**WHAT YOU SHOULD DO**
Please report every line in the entries that contains the string "DOLLAR".

Records from a collection:
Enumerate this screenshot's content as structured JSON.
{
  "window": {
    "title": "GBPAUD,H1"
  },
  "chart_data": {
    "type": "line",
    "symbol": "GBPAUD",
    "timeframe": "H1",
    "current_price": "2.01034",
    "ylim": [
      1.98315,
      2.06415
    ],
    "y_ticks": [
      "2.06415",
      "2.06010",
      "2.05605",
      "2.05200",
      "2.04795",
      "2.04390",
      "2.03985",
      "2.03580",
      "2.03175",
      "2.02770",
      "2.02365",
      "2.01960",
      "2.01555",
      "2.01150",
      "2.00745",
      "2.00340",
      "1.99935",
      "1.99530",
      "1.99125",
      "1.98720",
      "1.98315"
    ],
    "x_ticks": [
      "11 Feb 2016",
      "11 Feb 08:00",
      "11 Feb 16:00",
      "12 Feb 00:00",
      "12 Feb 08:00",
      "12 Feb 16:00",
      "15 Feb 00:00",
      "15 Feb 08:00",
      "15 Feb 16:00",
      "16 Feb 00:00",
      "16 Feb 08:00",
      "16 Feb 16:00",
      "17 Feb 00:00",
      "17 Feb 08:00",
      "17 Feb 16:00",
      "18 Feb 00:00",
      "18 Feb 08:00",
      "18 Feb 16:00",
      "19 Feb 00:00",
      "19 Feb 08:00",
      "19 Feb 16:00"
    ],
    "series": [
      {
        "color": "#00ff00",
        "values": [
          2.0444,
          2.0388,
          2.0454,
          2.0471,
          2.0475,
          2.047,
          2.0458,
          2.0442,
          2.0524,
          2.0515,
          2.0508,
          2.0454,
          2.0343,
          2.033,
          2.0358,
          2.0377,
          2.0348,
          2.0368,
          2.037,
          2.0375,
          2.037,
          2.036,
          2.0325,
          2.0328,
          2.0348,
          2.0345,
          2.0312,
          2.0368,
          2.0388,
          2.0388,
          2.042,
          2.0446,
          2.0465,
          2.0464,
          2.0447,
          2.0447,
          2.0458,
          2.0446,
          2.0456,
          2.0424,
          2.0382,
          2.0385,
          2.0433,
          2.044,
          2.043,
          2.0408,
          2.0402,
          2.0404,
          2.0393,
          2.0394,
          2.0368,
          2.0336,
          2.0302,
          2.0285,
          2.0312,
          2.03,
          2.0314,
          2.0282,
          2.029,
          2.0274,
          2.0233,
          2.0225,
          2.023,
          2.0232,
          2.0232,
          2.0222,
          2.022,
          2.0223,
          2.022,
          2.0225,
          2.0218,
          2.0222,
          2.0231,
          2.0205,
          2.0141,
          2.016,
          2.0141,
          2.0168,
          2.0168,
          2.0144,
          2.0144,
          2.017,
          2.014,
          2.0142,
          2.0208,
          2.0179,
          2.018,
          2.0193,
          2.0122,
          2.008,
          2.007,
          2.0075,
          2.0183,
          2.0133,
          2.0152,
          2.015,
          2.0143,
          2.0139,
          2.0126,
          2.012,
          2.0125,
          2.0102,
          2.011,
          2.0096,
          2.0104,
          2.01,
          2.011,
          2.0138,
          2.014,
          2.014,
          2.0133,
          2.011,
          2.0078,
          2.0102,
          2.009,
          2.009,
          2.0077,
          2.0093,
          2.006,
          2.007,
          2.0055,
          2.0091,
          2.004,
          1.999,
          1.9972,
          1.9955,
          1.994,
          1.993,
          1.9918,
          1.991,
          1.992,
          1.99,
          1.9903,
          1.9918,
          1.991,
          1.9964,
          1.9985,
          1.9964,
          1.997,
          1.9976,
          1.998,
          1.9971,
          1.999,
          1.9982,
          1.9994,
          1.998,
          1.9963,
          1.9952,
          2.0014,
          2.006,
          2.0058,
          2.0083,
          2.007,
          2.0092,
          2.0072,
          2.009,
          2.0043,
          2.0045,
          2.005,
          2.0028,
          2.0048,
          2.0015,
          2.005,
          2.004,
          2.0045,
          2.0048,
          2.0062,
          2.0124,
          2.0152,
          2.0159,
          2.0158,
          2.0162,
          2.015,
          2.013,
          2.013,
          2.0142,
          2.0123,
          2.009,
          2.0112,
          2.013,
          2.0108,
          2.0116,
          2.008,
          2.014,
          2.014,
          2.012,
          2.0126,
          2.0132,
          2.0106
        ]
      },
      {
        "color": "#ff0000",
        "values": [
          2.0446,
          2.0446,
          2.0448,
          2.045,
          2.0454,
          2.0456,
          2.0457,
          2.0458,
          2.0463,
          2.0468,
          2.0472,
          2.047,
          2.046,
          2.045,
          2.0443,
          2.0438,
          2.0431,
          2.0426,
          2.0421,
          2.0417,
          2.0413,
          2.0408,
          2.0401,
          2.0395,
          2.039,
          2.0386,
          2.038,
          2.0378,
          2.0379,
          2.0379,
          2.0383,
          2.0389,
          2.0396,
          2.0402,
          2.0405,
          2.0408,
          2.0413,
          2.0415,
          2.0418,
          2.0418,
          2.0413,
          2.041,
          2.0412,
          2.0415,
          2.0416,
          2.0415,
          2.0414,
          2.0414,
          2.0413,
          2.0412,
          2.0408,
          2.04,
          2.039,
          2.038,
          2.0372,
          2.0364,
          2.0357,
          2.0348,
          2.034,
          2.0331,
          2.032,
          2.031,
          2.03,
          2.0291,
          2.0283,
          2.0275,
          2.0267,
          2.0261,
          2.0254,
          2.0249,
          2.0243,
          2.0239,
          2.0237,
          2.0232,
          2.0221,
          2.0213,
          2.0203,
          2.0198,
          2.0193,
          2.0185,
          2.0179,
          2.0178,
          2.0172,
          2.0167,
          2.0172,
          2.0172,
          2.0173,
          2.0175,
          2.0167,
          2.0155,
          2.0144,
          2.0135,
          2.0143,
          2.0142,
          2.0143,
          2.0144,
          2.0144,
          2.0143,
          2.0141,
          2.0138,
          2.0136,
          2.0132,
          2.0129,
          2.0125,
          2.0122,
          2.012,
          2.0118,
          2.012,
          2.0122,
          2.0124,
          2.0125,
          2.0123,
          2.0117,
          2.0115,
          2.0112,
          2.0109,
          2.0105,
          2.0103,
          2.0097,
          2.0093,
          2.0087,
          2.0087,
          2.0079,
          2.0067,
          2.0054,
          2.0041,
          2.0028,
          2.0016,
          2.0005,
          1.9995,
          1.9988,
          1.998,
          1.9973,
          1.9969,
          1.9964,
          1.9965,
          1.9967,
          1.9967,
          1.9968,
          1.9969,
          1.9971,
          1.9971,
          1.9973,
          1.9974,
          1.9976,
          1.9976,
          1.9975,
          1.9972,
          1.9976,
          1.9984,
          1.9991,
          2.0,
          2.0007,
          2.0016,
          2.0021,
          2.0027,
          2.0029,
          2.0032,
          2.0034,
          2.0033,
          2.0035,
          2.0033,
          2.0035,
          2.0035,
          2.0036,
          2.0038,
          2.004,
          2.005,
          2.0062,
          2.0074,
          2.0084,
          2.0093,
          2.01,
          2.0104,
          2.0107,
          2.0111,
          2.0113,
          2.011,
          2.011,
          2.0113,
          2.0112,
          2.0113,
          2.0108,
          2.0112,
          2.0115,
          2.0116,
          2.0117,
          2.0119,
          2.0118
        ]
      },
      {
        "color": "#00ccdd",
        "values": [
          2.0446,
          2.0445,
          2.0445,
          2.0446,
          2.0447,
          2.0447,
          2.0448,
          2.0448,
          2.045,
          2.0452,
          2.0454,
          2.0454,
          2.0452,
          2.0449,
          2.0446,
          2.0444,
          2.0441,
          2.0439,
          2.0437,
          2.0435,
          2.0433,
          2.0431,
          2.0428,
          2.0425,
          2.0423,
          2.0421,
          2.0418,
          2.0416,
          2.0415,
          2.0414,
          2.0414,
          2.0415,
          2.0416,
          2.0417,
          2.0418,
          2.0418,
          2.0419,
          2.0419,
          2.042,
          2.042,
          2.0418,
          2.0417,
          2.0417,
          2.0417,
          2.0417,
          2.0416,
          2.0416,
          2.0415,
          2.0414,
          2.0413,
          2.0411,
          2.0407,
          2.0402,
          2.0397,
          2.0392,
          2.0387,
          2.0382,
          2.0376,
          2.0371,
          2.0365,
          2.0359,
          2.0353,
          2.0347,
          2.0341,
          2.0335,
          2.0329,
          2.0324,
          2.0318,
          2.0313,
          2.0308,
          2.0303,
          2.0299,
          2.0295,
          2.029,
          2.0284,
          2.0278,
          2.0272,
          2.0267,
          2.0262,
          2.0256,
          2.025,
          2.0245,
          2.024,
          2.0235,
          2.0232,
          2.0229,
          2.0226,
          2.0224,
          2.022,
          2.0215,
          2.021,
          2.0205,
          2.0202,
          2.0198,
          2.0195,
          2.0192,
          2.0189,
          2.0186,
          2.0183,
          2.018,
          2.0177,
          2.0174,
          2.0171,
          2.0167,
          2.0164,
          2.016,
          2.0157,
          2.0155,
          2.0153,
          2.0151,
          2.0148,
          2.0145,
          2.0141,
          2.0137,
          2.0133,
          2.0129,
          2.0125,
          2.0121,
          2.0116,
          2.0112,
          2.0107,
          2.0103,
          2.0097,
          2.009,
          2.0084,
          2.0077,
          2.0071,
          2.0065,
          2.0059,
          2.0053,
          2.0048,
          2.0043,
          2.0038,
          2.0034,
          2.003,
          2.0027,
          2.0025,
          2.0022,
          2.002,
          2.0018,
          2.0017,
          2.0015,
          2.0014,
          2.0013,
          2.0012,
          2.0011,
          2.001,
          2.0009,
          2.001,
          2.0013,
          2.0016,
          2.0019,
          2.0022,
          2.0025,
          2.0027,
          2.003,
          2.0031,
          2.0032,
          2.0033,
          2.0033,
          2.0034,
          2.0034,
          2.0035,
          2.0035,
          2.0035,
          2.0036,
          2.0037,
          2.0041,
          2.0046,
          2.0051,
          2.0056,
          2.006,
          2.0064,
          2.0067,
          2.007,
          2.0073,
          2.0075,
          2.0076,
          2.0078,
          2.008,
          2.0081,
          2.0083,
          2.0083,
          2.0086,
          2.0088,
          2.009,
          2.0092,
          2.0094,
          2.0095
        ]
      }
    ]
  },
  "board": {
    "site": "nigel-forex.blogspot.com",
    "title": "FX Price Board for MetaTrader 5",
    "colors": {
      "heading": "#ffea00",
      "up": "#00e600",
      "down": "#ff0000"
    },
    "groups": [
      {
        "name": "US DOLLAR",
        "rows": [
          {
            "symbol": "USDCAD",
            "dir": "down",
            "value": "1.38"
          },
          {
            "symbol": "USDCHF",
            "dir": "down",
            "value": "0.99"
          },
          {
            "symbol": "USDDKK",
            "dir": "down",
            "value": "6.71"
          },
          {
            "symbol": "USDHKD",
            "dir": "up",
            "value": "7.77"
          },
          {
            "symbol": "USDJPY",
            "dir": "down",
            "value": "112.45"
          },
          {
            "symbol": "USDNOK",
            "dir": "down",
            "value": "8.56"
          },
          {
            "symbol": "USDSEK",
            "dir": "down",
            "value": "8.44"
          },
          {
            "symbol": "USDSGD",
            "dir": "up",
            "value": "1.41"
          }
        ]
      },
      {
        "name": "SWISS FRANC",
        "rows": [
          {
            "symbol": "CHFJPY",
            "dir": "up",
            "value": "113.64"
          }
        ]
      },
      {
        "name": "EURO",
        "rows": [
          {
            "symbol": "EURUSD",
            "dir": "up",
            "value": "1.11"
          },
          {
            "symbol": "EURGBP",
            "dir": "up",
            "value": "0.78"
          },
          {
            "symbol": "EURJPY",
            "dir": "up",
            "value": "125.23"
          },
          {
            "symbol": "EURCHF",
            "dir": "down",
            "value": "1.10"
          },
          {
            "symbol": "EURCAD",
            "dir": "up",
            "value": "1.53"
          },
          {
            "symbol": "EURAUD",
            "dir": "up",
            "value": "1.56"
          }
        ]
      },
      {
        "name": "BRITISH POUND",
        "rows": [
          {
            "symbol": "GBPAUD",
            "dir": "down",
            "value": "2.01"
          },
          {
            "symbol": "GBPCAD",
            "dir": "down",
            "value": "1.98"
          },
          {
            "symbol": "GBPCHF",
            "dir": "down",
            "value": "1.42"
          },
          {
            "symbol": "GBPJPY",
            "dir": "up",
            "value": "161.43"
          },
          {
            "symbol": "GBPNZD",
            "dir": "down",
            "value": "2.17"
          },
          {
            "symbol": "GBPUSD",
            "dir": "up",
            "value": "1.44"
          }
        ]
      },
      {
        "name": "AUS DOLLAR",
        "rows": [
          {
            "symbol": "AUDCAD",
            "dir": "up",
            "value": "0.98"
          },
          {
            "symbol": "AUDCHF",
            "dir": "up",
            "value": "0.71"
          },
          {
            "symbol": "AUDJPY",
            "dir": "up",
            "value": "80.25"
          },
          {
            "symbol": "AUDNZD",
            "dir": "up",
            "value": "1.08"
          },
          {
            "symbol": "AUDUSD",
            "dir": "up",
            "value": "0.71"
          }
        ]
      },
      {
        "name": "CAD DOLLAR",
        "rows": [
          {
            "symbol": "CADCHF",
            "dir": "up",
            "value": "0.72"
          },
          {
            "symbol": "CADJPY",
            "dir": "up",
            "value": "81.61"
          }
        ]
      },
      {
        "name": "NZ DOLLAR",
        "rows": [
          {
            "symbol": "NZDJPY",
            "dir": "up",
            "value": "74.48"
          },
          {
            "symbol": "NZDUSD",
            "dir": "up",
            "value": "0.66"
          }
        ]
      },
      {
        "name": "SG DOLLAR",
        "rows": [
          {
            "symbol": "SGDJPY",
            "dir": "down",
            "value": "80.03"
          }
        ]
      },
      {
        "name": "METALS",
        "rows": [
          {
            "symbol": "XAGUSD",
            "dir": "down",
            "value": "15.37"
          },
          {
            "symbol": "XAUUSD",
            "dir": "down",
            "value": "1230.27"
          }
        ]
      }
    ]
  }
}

**ANSWER SPACE**
        "name": "US DOLLAR",
        "name": "AUS DOLLAR",
        "name": "CAD DOLLAR",
        "name": "NZ DOLLAR",
        "name": "SG DOLLAR",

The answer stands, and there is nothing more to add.